Look through the records below and copy each line that includes the word "JSON".
::: Information provided :::
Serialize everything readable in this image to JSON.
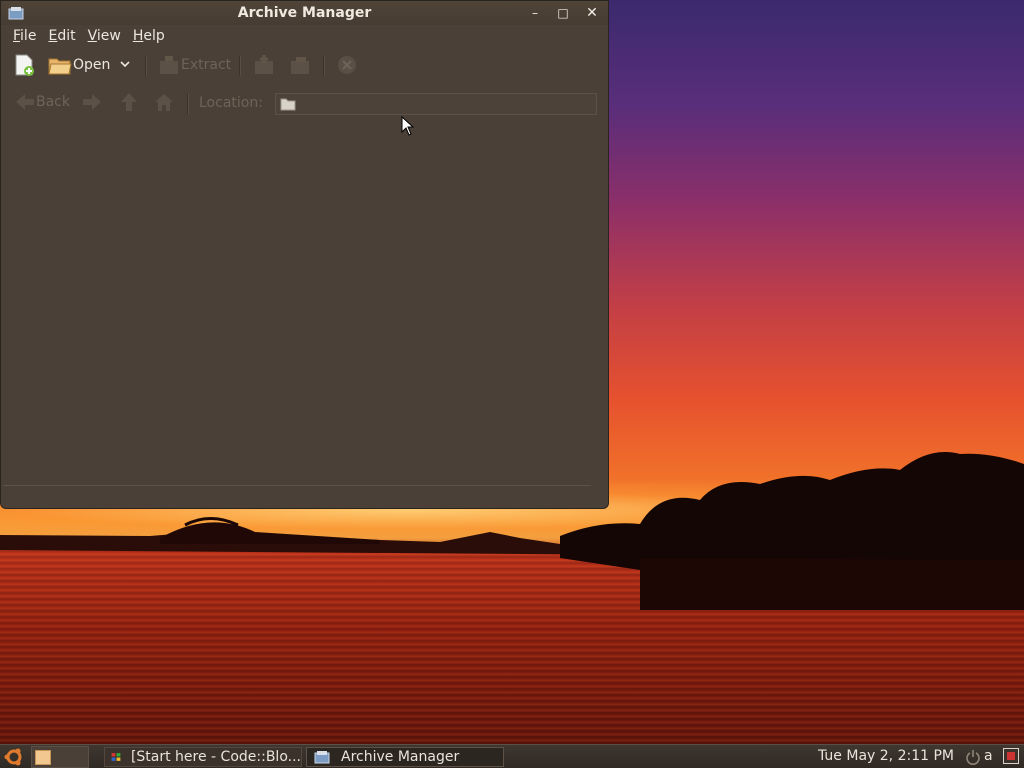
{
  "window": {
    "title": "Archive Manager",
    "minimize_glyph": "–",
    "maximize_glyph": "□",
    "close_glyph": "✕"
  },
  "menubar": {
    "items": [
      {
        "label": "File",
        "mnemonic": "F",
        "rest": "ile"
      },
      {
        "label": "Edit",
        "mnemonic": "E",
        "rest": "dit"
      },
      {
        "label": "View",
        "mnemonic": "V",
        "rest": "iew"
      },
      {
        "label": "Help",
        "mnemonic": "H",
        "rest": "elp"
      }
    ]
  },
  "toolbar": {
    "open_label": "Open",
    "extract_label": "Extract"
  },
  "locationbar": {
    "back_label": "Back",
    "location_label": "Location:",
    "location_value": ""
  },
  "taskbar": {
    "tasks": [
      {
        "label": "[Start here - Code::Blo..."
      },
      {
        "label": "Archive Manager"
      }
    ],
    "clock": "Tue May  2,  2:11 PM",
    "user": "a"
  },
  "colors": {
    "window_bg": "#4a4038",
    "text": "#ece7df",
    "disabled_text": "#6e6357"
  }
}
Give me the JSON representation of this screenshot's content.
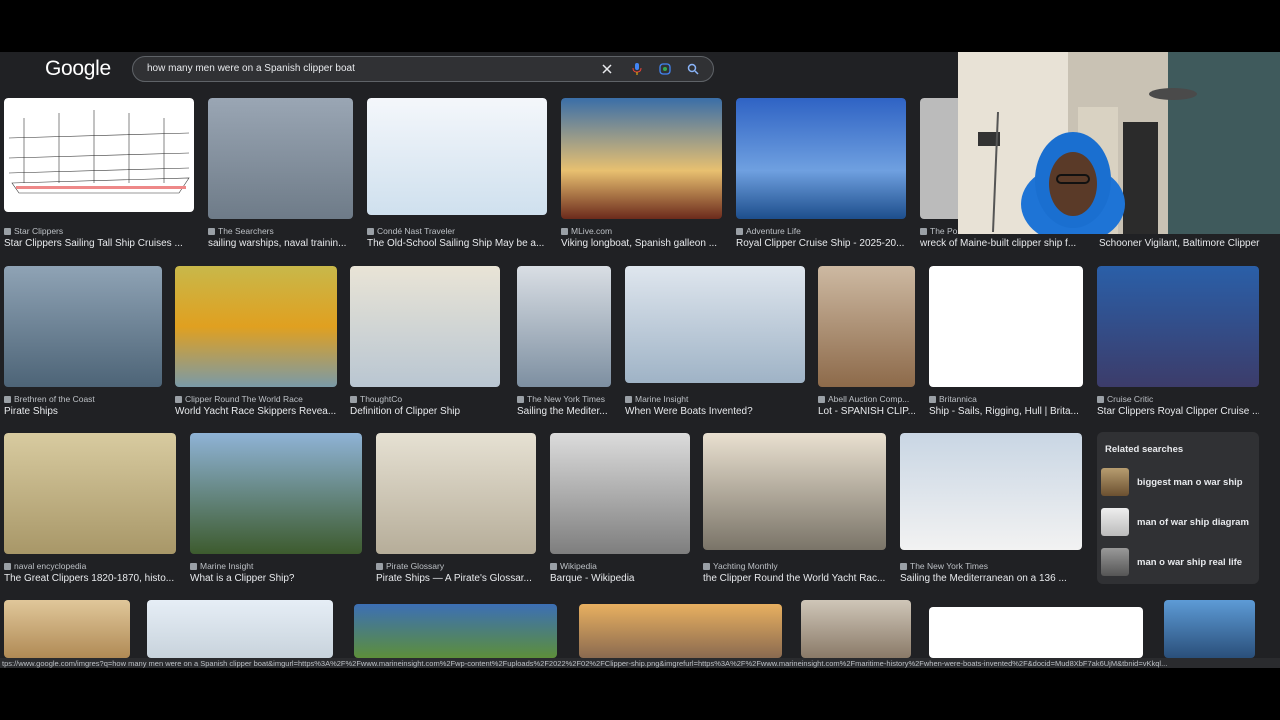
{
  "app": {
    "logo": "Google",
    "search_query": "how many men were on a Spanish clipper boat",
    "icons": {
      "clear": "close-icon",
      "voice": "microphone-icon",
      "lens": "lens-icon",
      "search": "search-icon"
    }
  },
  "rows": [
    [
      {
        "source": "Star Clippers",
        "title": "Star Clippers Sailing Tall Ship Cruises ..."
      },
      {
        "source": "The Searchers",
        "title": "sailing warships, naval trainin..."
      },
      {
        "source": "Condé Nast Traveler",
        "title": "The Old-School Sailing Ship May be a..."
      },
      {
        "source": "MLive.com",
        "title": "Viking longboat, Spanish galleon ..."
      },
      {
        "source": "Adventure Life",
        "title": "Royal Clipper Cruise Ship - 2025-20..."
      },
      {
        "source": "The Po",
        "title": "wreck of Maine-built clipper ship f..."
      },
      {
        "source": "",
        "title": "Schooner Vigilant, Baltimore Clipper"
      }
    ],
    [
      {
        "source": "Brethren of the Coast",
        "title": "Pirate Ships"
      },
      {
        "source": "Clipper Round The World Race",
        "title": "World Yacht Race Skippers Revea..."
      },
      {
        "source": "ThoughtCo",
        "title": "Definition of Clipper Ship"
      },
      {
        "source": "The New York Times",
        "title": "Sailing the Mediter..."
      },
      {
        "source": "Marine Insight",
        "title": "When Were Boats Invented?"
      },
      {
        "source": "Abell Auction Comp...",
        "title": "Lot - SPANISH CLIP..."
      },
      {
        "source": "Britannica",
        "title": "Ship - Sails, Rigging, Hull | Brita..."
      },
      {
        "source": "Cruise Critic",
        "title": "Star Clippers Royal Clipper Cruise ..."
      }
    ],
    [
      {
        "source": "naval encyclopedia",
        "title": "The Great Clippers 1820-1870, histo..."
      },
      {
        "source": "Marine Insight",
        "title": "What is a Clipper Ship?"
      },
      {
        "source": "Pirate Glossary",
        "title": "Pirate Ships — A Pirate's Glossar..."
      },
      {
        "source": "Wikipedia",
        "title": "Barque - Wikipedia"
      },
      {
        "source": "Yachting Monthly",
        "title": "the Clipper Round the World Yacht Rac..."
      },
      {
        "source": "The New York Times",
        "title": "Sailing the Mediterranean on a 136 ..."
      }
    ]
  ],
  "related": {
    "heading": "Related searches",
    "items": [
      "biggest man o war ship",
      "man of war ship diagram",
      "man o war ship real life"
    ]
  },
  "status_url": "tps://www.google.com/imgres?q=how many men were on a Spanish clipper boat&imgurl=https%3A%2F%2Fwww.marineinsight.com%2Fwp-content%2Fuploads%2F2022%2F02%2FClipper-ship.png&imgrefurl=https%3A%2F%2Fwww.marineinsight.com%2Fmaritime-history%2Fwhen-were-boats-invented%2F&docid=Mud8XbF7ak6UjM&tbnid=vKkql..."
}
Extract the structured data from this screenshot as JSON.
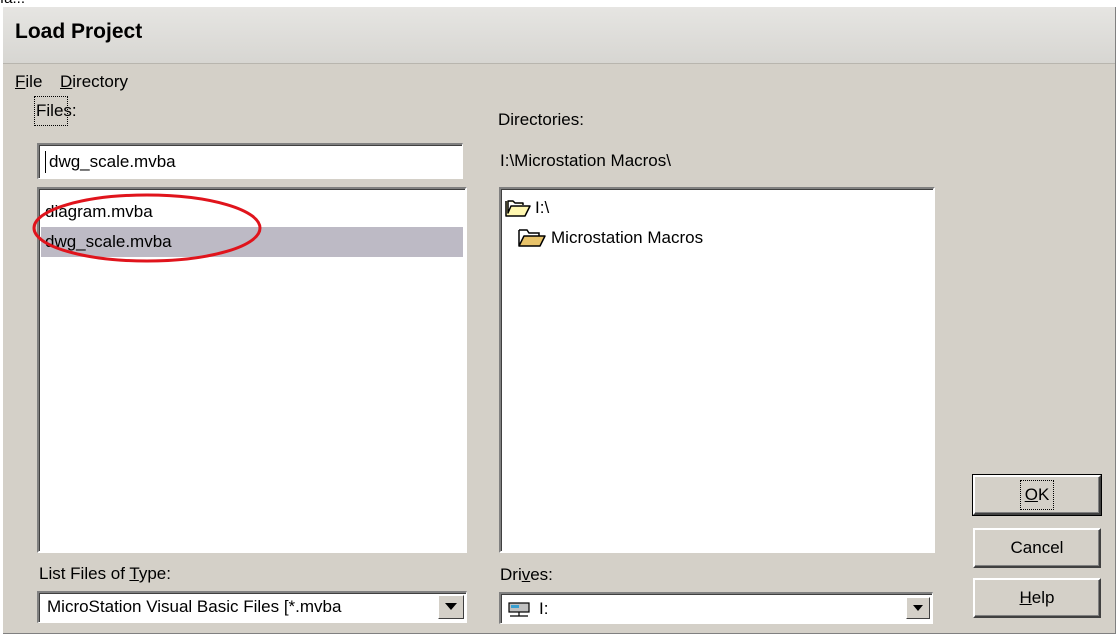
{
  "top_fragment_text": "fa...",
  "window": {
    "title": "Load Project"
  },
  "menu": [
    {
      "label": "File",
      "mnemonic": "F",
      "rest": "ile"
    },
    {
      "label": "Directory",
      "mnemonic": "D",
      "rest": "irectory"
    }
  ],
  "files": {
    "label": "Files:",
    "input_value": "dwg_scale.mvba",
    "items": [
      {
        "name": "diagram.mvba",
        "selected": false
      },
      {
        "name": "dwg_scale.mvba",
        "selected": true
      }
    ]
  },
  "directories": {
    "label": "Directories:",
    "current_path": "I:\\Microstation Macros\\",
    "items": [
      {
        "name": "I:\\",
        "icon": "open-folder-icon"
      },
      {
        "name": "Microstation Macros",
        "icon": "open-folder-icon"
      }
    ]
  },
  "file_type": {
    "label_prefix": "List Files of ",
    "label_mnemonic": "T",
    "label_suffix": "ype:",
    "selected": "MicroStation Visual Basic Files [*.mvba"
  },
  "drives": {
    "label_prefix": "Dri",
    "label_mnemonic": "v",
    "label_suffix": "es:",
    "selected": "I:"
  },
  "buttons": {
    "ok": {
      "mnemonic": "O",
      "rest": "K"
    },
    "cancel": {
      "label": "Cancel"
    },
    "help": {
      "mnemonic": "H",
      "rest": "elp"
    }
  },
  "colors": {
    "dialog_bg": "#d4d0c8",
    "selection_bg": "#bdbac5",
    "annotation": "#e0141c"
  }
}
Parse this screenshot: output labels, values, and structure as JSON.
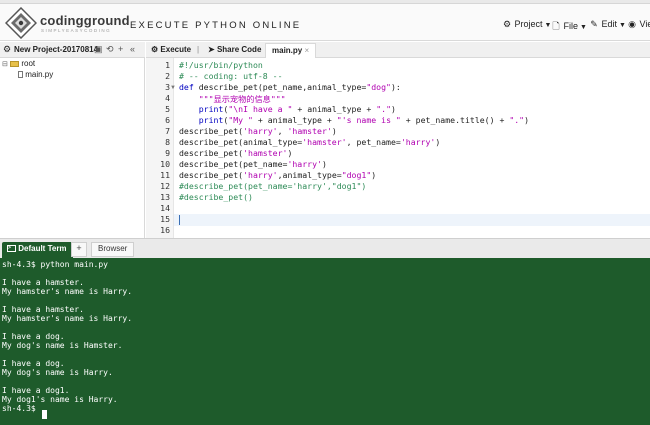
{
  "header": {
    "brand": "codingground",
    "brand_sub": "SIMPLYEASYCODING",
    "title": "EXECUTE PYTHON ONLINE",
    "menu": {
      "project": "Project",
      "file": "File",
      "edit": "Edit",
      "view": "View"
    }
  },
  "project": {
    "title": "New Project-20170814",
    "tree_root": "root",
    "tree_file": "main.py"
  },
  "editor": {
    "tab_execute": "Execute",
    "tab_sep": "|",
    "tab_share": "Share Code",
    "tab_file": "main.py",
    "tab_close": "×",
    "line_numbers": [
      "1",
      "2",
      "3",
      "4",
      "5",
      "6",
      "7",
      "8",
      "9",
      "10",
      "11",
      "12",
      "13",
      "14",
      "15",
      "16"
    ],
    "code": {
      "l1": "#!/usr/bin/python",
      "l2": "# -- coding: utf-8 --",
      "l3_kw": "def",
      "l3_a": " describe_pet(pet_name,animal_type=",
      "l3_s": "\"dog\"",
      "l3_b": "):",
      "l4": "    \"\"\"显示宠物的信息\"\"\"",
      "l5_kw": "    print",
      "l5_a": "(",
      "l5_s1": "\"\\nI have a \"",
      "l5_b": " + animal_type + ",
      "l5_s2": "\".\"",
      "l5_c": ")",
      "l6_kw": "    print",
      "l6_a": "(",
      "l6_s1": "\"My \"",
      "l6_b": " + animal_type + ",
      "l6_s2": "\"'s name is \"",
      "l6_c": " + pet_name.title() + ",
      "l6_s3": "\".\"",
      "l6_d": ")",
      "l7_a": "describe_pet(",
      "l7_s1": "'harry'",
      "l7_b": ", ",
      "l7_s2": "'hamster'",
      "l7_c": ")",
      "l8_a": "describe_pet(animal_type=",
      "l8_s1": "'hamster'",
      "l8_b": ", pet_name=",
      "l8_s2": "'harry'",
      "l8_c": ")",
      "l9_a": "describe_pet(",
      "l9_s1": "'hamster'",
      "l9_c": ")",
      "l10_a": "describe_pet(pet_name=",
      "l10_s1": "'harry'",
      "l10_c": ")",
      "l11_a": "describe_pet(",
      "l11_s1": "'harry'",
      "l11_b": ",animal_type=",
      "l11_s2": "\"dog1\"",
      "l11_c": ")",
      "l12": "#describe_pet(pet_name='harry',\"dog1\")",
      "l13": "#describe_pet()"
    }
  },
  "terminal": {
    "tab_term": "Default Term",
    "tab_add": "+",
    "tab_browser": "Browser",
    "lines": [
      "sh-4.3$ python main.py",
      "",
      "I have a hamster.",
      "My hamster's name is Harry.",
      "",
      "I have a hamster.",
      "My hamster's name is Harry.",
      "",
      "I have a dog.",
      "My dog's name is Hamster.",
      "",
      "I have a dog.",
      "My dog's name is Harry.",
      "",
      "I have a dog1.",
      "My dog1's name is Harry.",
      "sh-4.3$ "
    ]
  },
  "colors": {
    "terminal_bg": "#1e5b2b",
    "keyword": "#0000c0",
    "string": "#b000b0",
    "comment": "#2e8b57"
  },
  "icons": {
    "logo": "coding-ground-logo",
    "project": "gear-icon",
    "file": "file-icon",
    "edit": "edit-icon",
    "view": "eye-icon",
    "execute": "gear-icon",
    "share": "share-icon",
    "terminal": "terminal-icon"
  }
}
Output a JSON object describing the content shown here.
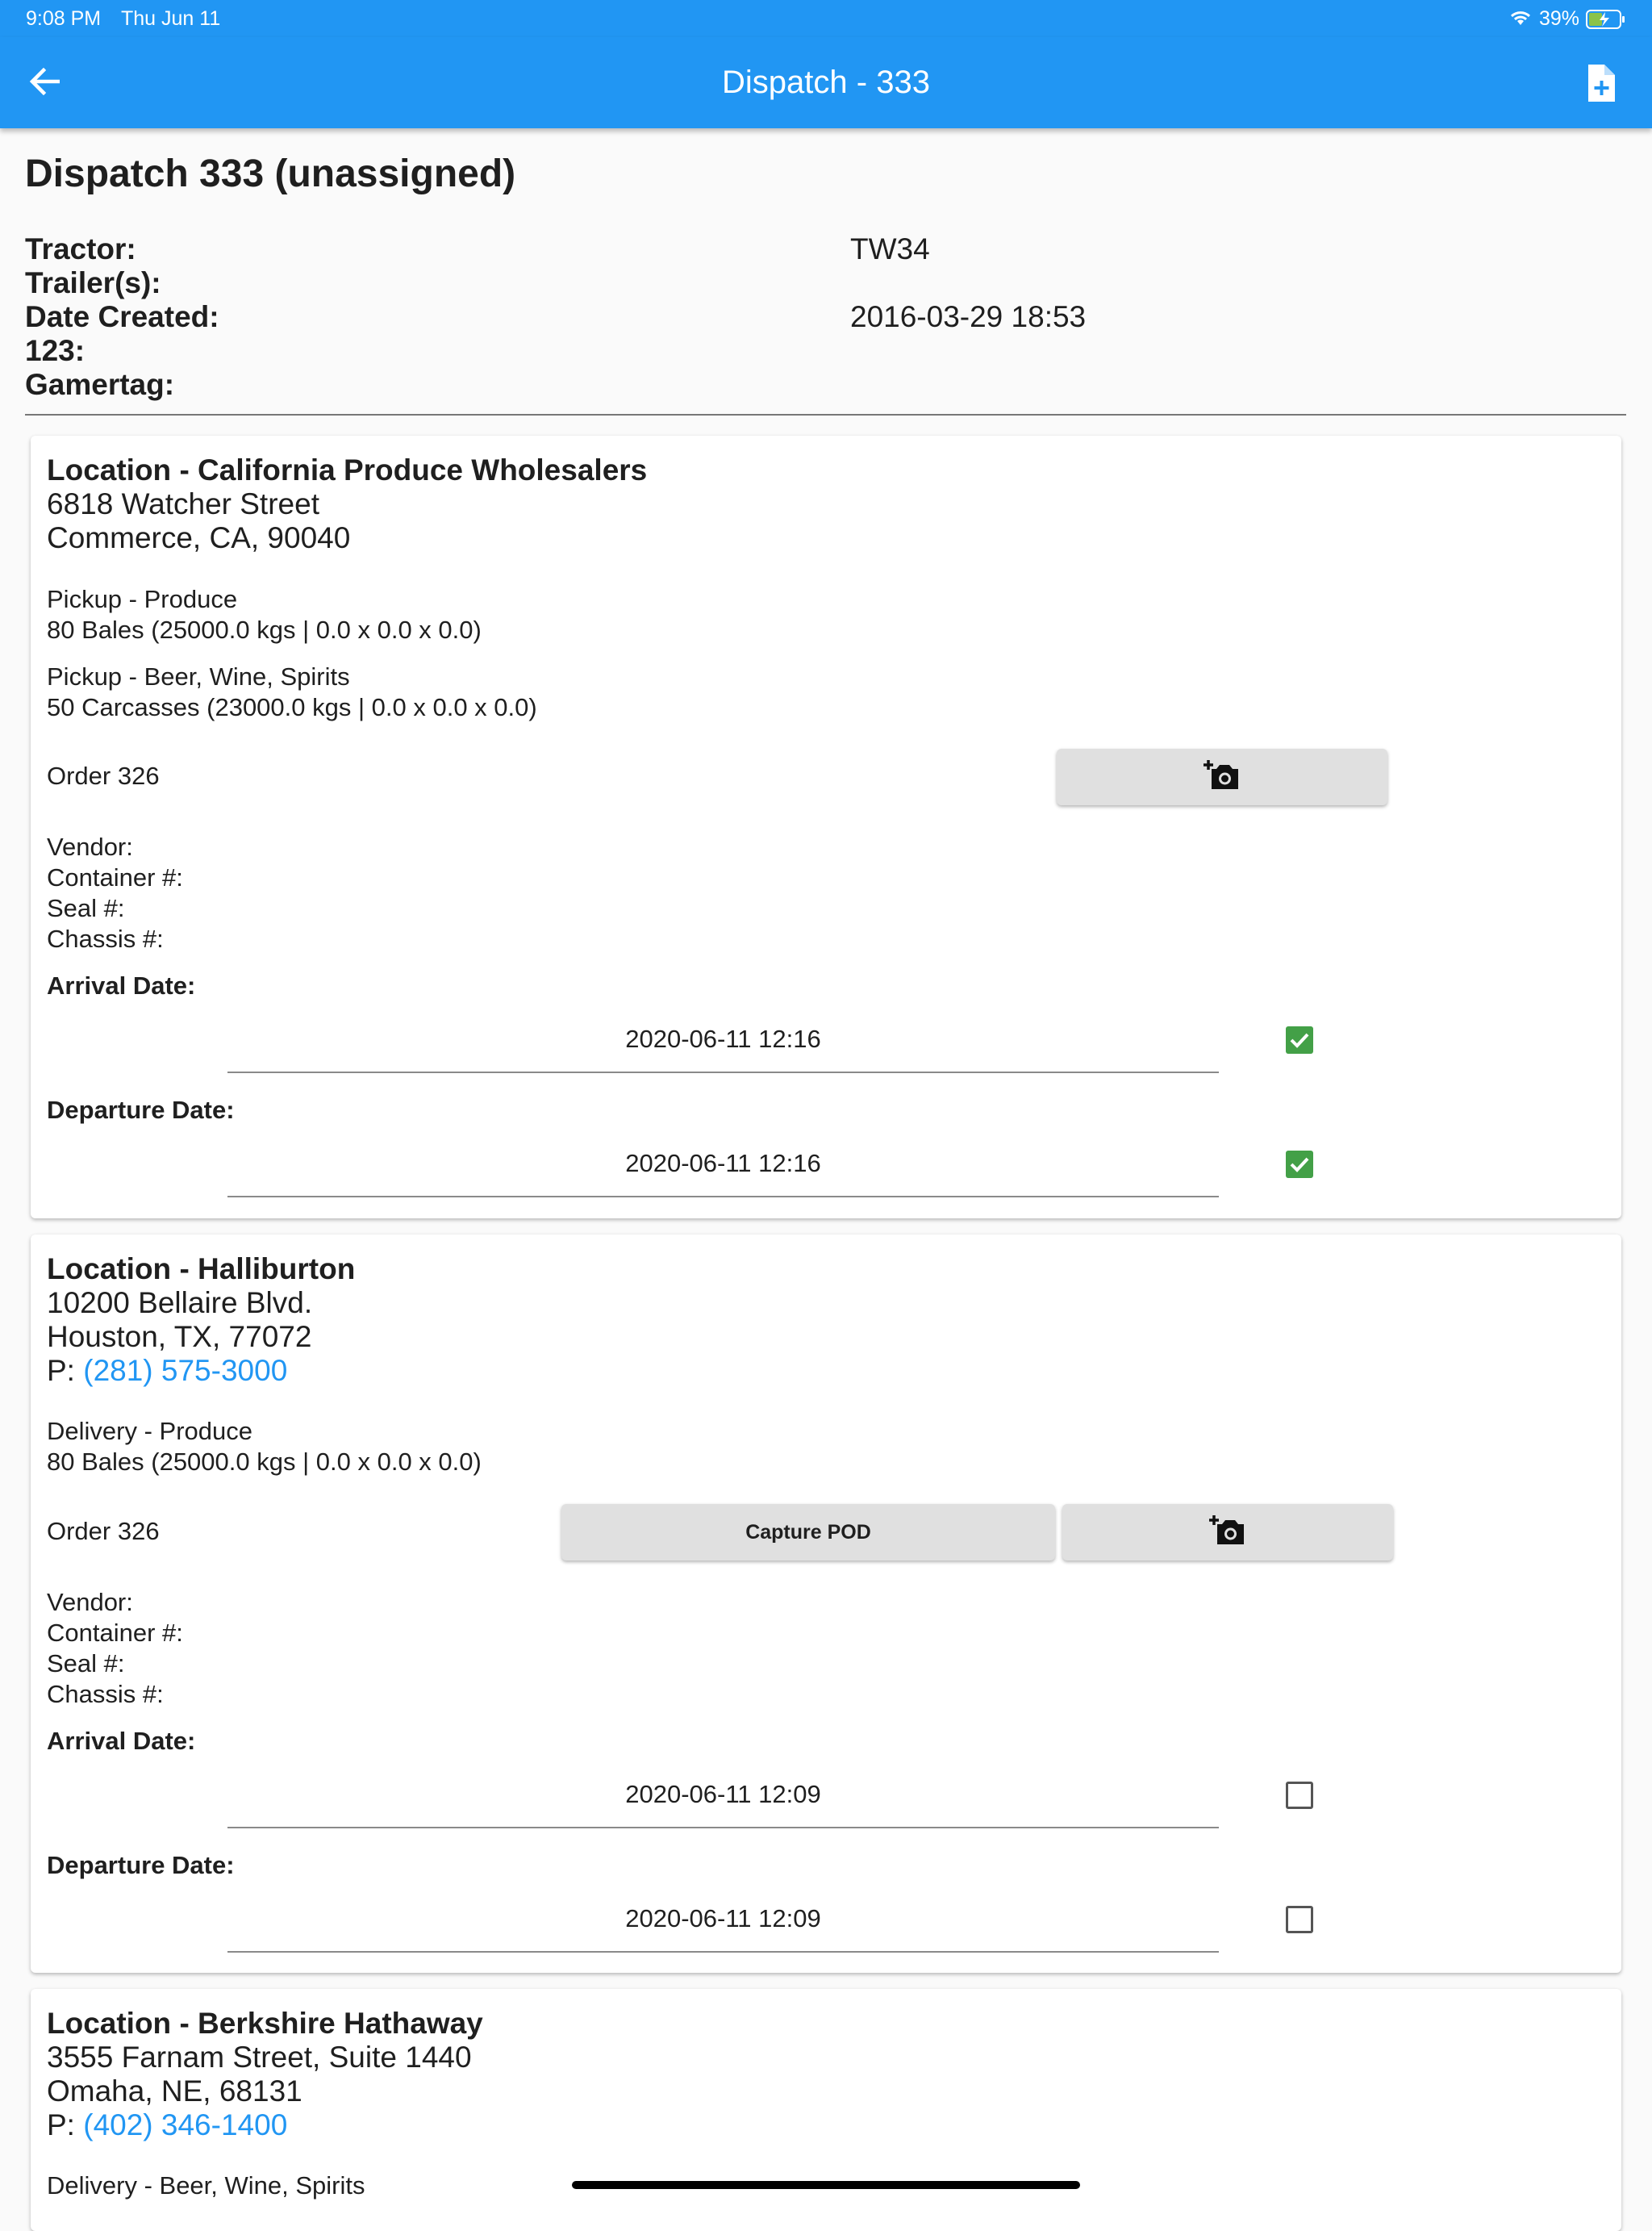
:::
- Solution:
Serialize everything readable in this image to JSON.
Give me the JSON representation of this screenshot's content.
Extract the structured data from this screenshot as JSON.
Parse this screenshot: output labels, values, and structure as JSON.
Output a JSON object describing the content shown here.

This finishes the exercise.